EXERCISE: Read the listing below and copy out each line where the word "Fuente" occurs.

THE DATA:
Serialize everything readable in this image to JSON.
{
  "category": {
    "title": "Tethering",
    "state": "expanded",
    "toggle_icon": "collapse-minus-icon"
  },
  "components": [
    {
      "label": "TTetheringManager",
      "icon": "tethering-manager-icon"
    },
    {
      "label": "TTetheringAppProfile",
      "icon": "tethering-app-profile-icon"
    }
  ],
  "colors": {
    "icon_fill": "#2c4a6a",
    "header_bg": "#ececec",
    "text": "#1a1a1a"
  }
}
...
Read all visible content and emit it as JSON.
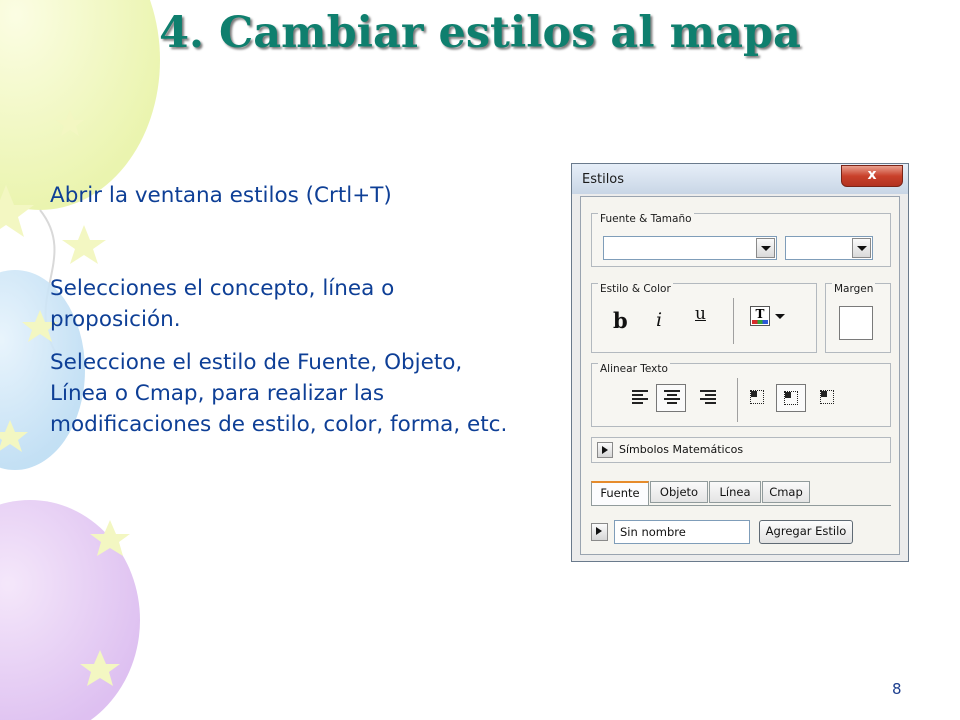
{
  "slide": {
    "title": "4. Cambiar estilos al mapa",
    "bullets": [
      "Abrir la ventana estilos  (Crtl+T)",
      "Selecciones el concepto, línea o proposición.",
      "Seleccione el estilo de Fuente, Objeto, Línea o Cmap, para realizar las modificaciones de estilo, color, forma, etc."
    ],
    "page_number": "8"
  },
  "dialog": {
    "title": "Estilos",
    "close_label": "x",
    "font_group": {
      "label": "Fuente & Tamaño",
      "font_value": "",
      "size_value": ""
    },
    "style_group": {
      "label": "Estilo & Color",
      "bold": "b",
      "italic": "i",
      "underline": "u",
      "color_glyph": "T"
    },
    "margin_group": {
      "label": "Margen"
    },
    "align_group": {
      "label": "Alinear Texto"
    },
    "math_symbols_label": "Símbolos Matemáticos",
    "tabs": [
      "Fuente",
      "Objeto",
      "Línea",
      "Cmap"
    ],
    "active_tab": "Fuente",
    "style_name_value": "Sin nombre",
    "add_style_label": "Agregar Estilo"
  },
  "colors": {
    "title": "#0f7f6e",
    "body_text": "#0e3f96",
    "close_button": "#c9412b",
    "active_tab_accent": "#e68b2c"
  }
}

EXPECTED ANSWER:
      "Seleccione el estilo de Fuente, Objeto, Línea o Cmap, para realizar las modificaciones de estilo, color, forma, etc."
      "label": "Fuente & Tamaño",
      "Fuente",
    "active_tab": "Fuente",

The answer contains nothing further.